           The United States Court of Appeals for the Second Circuit has held that a debtor must satisfy the debtor eligibility requirement of Section 109(a) before its foreign insolvency or reorganization proceeding may be recognized in the United States.[11] A debtor can satisfy section 109(a)’s eligibility requirement by showing that it has property in the United States. Courts have found that the amount of property can be nominal and can be in the form of an intangible asset, such as “a retainer account in the possession of the foreign representative’s counsel, deposits in a New York bank account, [or] … causes of action with a situs in New York owned by the foreign debtor”; this is sufficient to satisfy the property requirement of Section 109(a).[12]
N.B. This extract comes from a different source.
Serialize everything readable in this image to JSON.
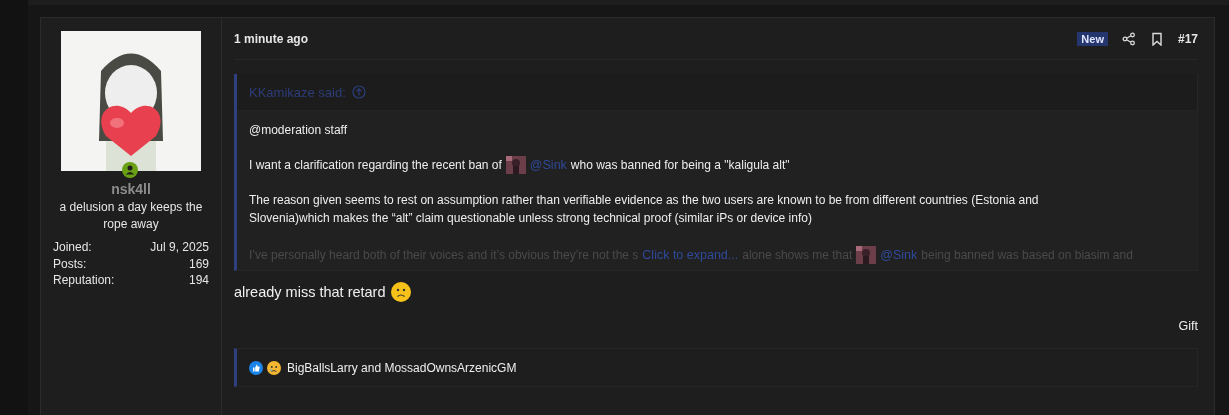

           Here, the bankruptcy court concluded that BTEL satisfied the property requirement because  (1) the indenture and related notes were subject to New York governing law and (2) the indenture contained a New York forum selection clause that was “substantially similar to the domestic property in Berau.”[13]  Similarly, in In re Berau Capital Res. PTE Ltd., although the debtor had neither a place of business nor any tangible assets in the United States, it was an obligor on a $450,000,000 debt indenture that was expressly governed by New York law.[14] The Berau court found that the New York debt indenture provided a “substantial basis” to satisfy the property requirement because “[c]ontracts create property rights for the parties to the contract” and therefore represented “intangible property of the debtor.”[15] The bankruptcy court rejected the Objecting Noteholders’ argument that the Bakrie case was distinguishable from Berau because the debtor had disregarded and repudiated its obligations governed by New York law.[16] The court rejected this argument as a request to “read a subjective equitable requirement into Section 109’s property requirement.”[17]
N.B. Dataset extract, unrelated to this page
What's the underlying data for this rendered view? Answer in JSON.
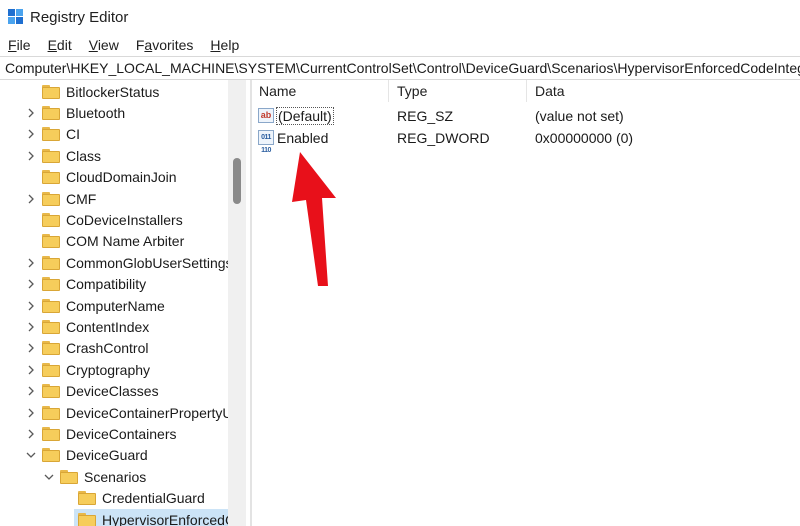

           The bankruptcy court’s decision in BTEL reinforces the broad scope of property under section 109(a).  It is likely a debtor will satisfy the property requirement if the debtor has intangible property, such as contract rights, in the United States. Looking forward, indentures governed by U.S. state law might be an attractive method to have a foreign insolvency proceeding recognized under Chapter 15.

[1] In re PT Bakrie Telecom TBK, 601 B.R. 707, 714 (Bankr. S.D.N.Y. 2019).

[2] 11 U.S.C. § 109 (2010).

[3] In re PT Bakrie Telecom TBK, 601 B.R. at 715.

[4] Id. at 710.

[5] Id. at 711.

[6] Id. (stating that a PKPU application is “a court-enforced suspension of payments process in Indonesia that is designed to provide a debtor a definite period of time to restructure its debt and reorganize its affairs pursuant to a composition plan with its creditors.”).

[7] Id.

[8] See id.

[9] See id. at 713–4.

[10] Id.

[11] Id. (citing Drawbridge Special Opportunities Fund LP v. Barnet (In re Barnet), 737 F.3d 238, 250–51 (2d Cir. 2013)).

[12] See In re PT Bakrie Telecom TBK, 601 B.R. at 714–15.

[13] See id. at 715.

[14] See id.

[15] Id. (citing In re Berau Capital Res. PTE Ltd., 540 B.R. 80, 83 (Bankr. S.D.N.Y. 2015)).

[16] See id.

[17] In re PT Bakrie Telecom TBK, 601 B.R. at 716.